Miller was accused of a far more serious crime than Ms Lucas but has not been arrested, has not been detained, and has not been tried for the offences alleged against her. The then-government minister was whitewashed by her colleagues and only resigned because of a public outcry against the decision.

What conclusion can the public draw, other than that government MPs are effectively above the law?

David Cameron’s government can only redeem itself with two actions: It must remove Parliament’s right to investigate claims of financial irregularity by MPs and placing this duty firmly where it belongs – with the police and the Crown Prosecution Service.

The other action?

Obvious, really…

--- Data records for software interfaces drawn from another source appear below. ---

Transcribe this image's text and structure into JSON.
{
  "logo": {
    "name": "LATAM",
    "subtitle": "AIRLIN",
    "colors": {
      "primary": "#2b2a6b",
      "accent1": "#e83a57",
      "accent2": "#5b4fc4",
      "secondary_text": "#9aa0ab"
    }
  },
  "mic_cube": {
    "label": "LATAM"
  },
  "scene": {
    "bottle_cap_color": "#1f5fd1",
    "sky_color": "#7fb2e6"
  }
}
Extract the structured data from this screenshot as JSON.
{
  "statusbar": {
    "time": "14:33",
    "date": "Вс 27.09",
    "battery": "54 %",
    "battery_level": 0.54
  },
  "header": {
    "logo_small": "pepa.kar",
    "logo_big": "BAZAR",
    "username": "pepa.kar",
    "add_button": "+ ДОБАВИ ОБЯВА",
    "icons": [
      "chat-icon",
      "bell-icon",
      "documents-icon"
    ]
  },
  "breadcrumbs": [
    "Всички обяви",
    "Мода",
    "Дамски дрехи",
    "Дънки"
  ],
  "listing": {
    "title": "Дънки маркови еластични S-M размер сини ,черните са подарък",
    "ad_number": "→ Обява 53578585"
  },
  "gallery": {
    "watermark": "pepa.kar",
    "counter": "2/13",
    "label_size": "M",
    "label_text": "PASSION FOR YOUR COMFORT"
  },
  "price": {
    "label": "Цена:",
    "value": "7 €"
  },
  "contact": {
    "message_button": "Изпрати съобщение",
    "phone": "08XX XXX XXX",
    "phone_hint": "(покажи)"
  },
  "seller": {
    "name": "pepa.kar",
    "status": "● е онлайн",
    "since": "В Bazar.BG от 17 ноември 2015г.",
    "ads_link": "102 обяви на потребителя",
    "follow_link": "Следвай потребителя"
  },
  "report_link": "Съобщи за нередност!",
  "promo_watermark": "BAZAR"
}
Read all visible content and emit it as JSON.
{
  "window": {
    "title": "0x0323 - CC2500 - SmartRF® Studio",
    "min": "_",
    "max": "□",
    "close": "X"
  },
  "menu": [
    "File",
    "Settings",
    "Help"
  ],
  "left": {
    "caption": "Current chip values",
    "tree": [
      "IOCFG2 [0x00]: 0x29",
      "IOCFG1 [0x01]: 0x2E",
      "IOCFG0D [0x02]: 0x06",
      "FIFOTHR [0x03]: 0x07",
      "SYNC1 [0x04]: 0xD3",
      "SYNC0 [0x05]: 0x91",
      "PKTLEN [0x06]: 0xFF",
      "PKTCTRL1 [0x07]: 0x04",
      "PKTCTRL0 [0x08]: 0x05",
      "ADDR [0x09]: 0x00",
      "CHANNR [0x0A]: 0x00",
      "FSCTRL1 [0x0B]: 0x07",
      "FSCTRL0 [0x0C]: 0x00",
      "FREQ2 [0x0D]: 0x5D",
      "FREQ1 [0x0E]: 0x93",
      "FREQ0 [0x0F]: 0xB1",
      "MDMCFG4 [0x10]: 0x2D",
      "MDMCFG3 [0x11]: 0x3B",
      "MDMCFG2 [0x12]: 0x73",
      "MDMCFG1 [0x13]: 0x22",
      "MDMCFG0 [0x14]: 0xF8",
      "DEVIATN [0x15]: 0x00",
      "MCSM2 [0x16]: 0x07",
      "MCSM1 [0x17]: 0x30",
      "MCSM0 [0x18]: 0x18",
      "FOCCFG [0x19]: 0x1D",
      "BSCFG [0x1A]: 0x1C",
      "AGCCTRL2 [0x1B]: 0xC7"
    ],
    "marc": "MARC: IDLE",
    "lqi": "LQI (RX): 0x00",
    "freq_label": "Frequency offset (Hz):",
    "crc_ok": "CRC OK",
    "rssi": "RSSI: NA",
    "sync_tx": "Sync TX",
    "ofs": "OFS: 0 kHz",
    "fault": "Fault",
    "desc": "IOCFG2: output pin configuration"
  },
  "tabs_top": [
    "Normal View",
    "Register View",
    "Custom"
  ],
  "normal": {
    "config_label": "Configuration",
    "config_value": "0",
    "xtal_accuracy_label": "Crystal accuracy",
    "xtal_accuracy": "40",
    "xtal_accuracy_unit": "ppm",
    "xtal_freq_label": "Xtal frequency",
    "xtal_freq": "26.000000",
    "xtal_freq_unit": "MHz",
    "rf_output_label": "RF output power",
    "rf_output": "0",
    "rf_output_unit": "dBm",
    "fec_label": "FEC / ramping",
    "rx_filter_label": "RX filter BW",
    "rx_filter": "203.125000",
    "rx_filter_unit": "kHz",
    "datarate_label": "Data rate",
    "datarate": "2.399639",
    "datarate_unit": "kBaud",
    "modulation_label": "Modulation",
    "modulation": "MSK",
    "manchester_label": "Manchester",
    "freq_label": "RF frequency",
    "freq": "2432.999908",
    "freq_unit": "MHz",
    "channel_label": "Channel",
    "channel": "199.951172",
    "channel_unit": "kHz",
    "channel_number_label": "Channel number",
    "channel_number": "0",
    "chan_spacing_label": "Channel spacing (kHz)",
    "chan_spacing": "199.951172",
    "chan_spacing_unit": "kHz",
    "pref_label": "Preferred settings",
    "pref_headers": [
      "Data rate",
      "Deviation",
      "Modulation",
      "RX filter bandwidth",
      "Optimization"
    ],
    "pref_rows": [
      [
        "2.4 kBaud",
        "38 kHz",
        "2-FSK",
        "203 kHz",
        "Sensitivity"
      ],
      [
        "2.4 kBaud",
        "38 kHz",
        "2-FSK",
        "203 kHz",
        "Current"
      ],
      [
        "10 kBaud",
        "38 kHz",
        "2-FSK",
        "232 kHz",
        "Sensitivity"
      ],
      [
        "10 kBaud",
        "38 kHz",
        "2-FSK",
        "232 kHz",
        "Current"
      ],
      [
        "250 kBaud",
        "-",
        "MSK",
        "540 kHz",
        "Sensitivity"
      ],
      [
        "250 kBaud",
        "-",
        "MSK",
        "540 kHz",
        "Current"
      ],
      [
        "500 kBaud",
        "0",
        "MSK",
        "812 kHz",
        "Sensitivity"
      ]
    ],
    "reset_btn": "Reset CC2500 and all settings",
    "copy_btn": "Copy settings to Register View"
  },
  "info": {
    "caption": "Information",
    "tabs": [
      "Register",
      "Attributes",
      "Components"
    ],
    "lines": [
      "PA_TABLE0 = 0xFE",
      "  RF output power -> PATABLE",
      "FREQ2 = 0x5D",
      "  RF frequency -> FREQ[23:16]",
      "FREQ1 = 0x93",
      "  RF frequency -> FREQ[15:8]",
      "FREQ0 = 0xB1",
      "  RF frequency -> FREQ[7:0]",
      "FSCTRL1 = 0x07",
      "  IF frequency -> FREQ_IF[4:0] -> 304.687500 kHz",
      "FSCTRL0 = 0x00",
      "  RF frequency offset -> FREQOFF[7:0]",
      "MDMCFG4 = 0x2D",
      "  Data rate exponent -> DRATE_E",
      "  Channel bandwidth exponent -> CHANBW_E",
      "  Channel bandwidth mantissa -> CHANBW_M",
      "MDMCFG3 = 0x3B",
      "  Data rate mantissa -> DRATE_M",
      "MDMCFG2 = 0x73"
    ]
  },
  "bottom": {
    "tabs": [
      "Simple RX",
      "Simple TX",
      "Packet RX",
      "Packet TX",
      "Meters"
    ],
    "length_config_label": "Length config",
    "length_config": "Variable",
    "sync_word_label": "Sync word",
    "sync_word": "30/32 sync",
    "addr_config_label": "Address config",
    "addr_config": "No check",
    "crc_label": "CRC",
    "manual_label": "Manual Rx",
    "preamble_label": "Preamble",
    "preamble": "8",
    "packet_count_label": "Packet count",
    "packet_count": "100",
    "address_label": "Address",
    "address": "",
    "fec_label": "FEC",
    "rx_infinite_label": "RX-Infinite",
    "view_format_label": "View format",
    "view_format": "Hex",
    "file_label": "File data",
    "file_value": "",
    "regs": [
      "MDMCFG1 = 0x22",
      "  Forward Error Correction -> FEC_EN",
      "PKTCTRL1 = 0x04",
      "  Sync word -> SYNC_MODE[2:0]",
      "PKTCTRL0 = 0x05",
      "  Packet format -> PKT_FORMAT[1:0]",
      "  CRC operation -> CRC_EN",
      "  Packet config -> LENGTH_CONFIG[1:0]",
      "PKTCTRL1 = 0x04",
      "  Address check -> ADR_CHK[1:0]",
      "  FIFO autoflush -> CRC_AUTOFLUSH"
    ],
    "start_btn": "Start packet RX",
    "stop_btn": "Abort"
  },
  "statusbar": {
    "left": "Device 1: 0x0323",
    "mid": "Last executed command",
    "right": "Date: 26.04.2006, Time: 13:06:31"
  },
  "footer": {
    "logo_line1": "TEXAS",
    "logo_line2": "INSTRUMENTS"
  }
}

Maria Miller must face a criminal trial, charged with fraud.

Follow me on Twitter: @MidWalesMike

Join the Vox Political Facebook page.

Vox Political supports justice.
T
his independent blog’s only funding comes from readers’ contributions.
Without YOUR help, we cannot keep going.
You can make a one-off donation here:

Donate Button with Credit Cards

Alternatively, you can buy the first Vox Political book,
Strong Words and Hard Times
in either print or eBook format here:

SWAHTprint SWAHTeBook

Labour demands clarity over the Patrick Rock allegations

A Rock in a hard place: Patrick Rock, formerly a senior civil servant and policy advisor, who now faces allegations that he possessed indecent images of child abuse.

A Rock in a hard place: Patrick Rock, formerly a senior civil servant and policy advisor, who now faces allegations that he possessed indecent images of child abuse.

Credit where it’s due: Whatever you think of the Labour Party, its leaders deserve praise for asking the right questions about the Patrick Rock affair.

Mr Rock was arrested on February 13, suspected of possessing child abuse imagery – shortly after he resigned his position working on policies that we all thought were intended to make it harder to find such images on the Internet.

Details of his resignation and arrest were not released to the public, but the media sprang into action and in a matter of days, the Daily Mail ran a major story accusing three leading members of the Labour Party of sympathising with paedophile groups.

It was only after this story had run its course that the major news media made the public aware of Mr Rock’s arrest – and Vox Political was not the only blog that voiced suspicions about the sequence of events.

It seems somebody at Labour was paying attention. Shadow minister Jon Ashworth has asked, in the public interest:

  • When were 10 Downing Street and David Cameron first made aware that Mr Rock may have been involved in an offence?
  • How much time passed until Mr Rock was questioned about the matter and the police alerted?
  • What contact have officials had with Mr Rock since his resignation?
  • What was Mr Rock’s level of security clearance?

And, most importantly:

  • Why were details of Mr Rock’s resignation not made public immediately?

The last question should also refer to Mr Rock’s arrest – but it could be suggested that this is implicit as the details would include the reason for the resignation.

Mr Ashworth’s letter was sent to Cabinet Secretary Sir Jeremy Heywood. He is Britain’s top civil servant and not a Tory politician; as such he is duty-bound to provide answers that serve the interests of the nation, rather than the Conservative Party.

He’d better get it right, too – as this story unfolds and more information is revealed, we will be able to judge the validity of Mr Heywood’s response.

It would be unfortunate for his career if it became clear at a later time that he had tried to protect anybody. Closing ranks to look after your own people is a human response – but inappropriate at high levels of government.

When senior government advisors come under suspicion, it is right that everyone connected with them should be investigated as well.

Follow me on Twitter: @MidWalesMike

Join the Vox Political Facebook page.

Vox Political is an independent political blog.
We don’t receive any funding other than contributions from readers.
Without YOUR help, we cannot keep going.
You can make a one-off donation here:

Donate Button with Credit Cards

Alternatively, you can buy the first Vox Political book,
Strong Words and Hard Times
in either print or eBook format here:

SWAHTprint SWAHTeBook